Consume

Once the code is published, the last step is to consume your package from your open source. You need to go back to your original project where the code originate. Then, you need to go in reference, and get the Nuget package you published. The code is out of your main repository which allow you to work on it with affecting your main project. People outside your main project can contribute, find issues and fix this open source part. You can yourself use in multiple projects this package, even use it in different company. Finally, you have some exposure about what you can do and save many hours to other people who can benefit of your code.

Continuous Integration (CI) with C# .Net and Travis-CI

I am a big fan of Visual Studio Team Services (VSTS) as well as a developer on this platform. However, if you are doing open source project, you cannot benefit of VSTS. The reason is that everything is private. Microsoft is also using alternative company like GitHub to host public project, so am I! However, GitHub is focusing only at the source repository, not the build, running unit tests, doing coverage, deploying Nuget package. This doesn’t matter since GitHub provides what is called “Webhooks” which allow other services to get notified when new code get pushed. In this article, we will discuss about Travis-ci.org. This free service can get notified, with the “webhook” of GitHub to start compiling your code. It also let you run other task, like running unit tests.

I am take for grant that you have a GitHub account. If you do not, you can create one for free. The next step, is to go at Travis-ci.org and signup. This is very easy since you can login with your GitHub account. This is a big win because it is so related and GitHub has so many services around it that the burden of handling multiple accounts is not a problem with Travis. The next step is to select which repository you want Travis to get notified by GitHub.

TravisCiAddRepository

Once that is done, you need to add something into your repository which will give instruction to the continuous integration system. This is where we will tell what to build and to run unit tests. The file must be set at the root of your repository with the name “.travis.yml”. There is a lot of options. Here is a sample of my C# project.

language: csharp
solution: AspNetMvcEasyRouting.sln
install:
  - nuget restore AspNetMvcEasyRouting.sln
  - nuget install xunit.runners -Version 1.9.2 -OutputDirectory testrunner
script:
  - xbuild /p:Configuration=Release AspNetMvcEasyRouting.sln
  - mono ./testrunner/xunit.runners.1.9.2/tools/xunit.console.clr4.exe ./AspNetMvcEasyRoutingTest/bin/Release/AspNetMvcEasyRoutingTest.dll

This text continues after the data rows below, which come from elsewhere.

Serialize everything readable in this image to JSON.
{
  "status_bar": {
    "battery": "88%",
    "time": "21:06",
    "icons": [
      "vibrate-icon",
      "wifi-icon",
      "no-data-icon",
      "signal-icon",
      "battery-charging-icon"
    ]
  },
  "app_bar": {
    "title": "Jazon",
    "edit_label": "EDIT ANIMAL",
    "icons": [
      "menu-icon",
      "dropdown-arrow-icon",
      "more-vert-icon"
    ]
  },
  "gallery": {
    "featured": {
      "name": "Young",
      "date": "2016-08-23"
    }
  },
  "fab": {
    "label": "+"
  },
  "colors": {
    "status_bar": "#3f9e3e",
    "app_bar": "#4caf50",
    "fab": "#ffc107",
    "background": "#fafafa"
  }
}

As you can see, it specify the language, and which solution to use. It defines what to do during the installation which is to restore all nuget packages and to install XUnit runner. XUnit is one supported type of unit tests that can be used. Visual Studio Test cannot be run because Travis run on Mono. That might be a show stopper for you if you have heavily invested in Visual Studio Test. The last section of the file is what to do. The first line, with xbuild, compile the code and the next one run the unit test. If at one of these steps something happen wrong, you will get an email. Otherwise, it’s all fine!

TravisCiSuccessfulBuild

Travis-ci lets you see all logs in real time from the website. It is easy to access, easy to debug. It also let you have a dynamic image of the state of your build that you can embed in the readme file of GitHub. To do so, click the badge next to the repository and select markdown.

TravisCiBadge

I will cover soon how to generate your Nuget package by pushing on GitHub. That would be one more step on having automated your steps.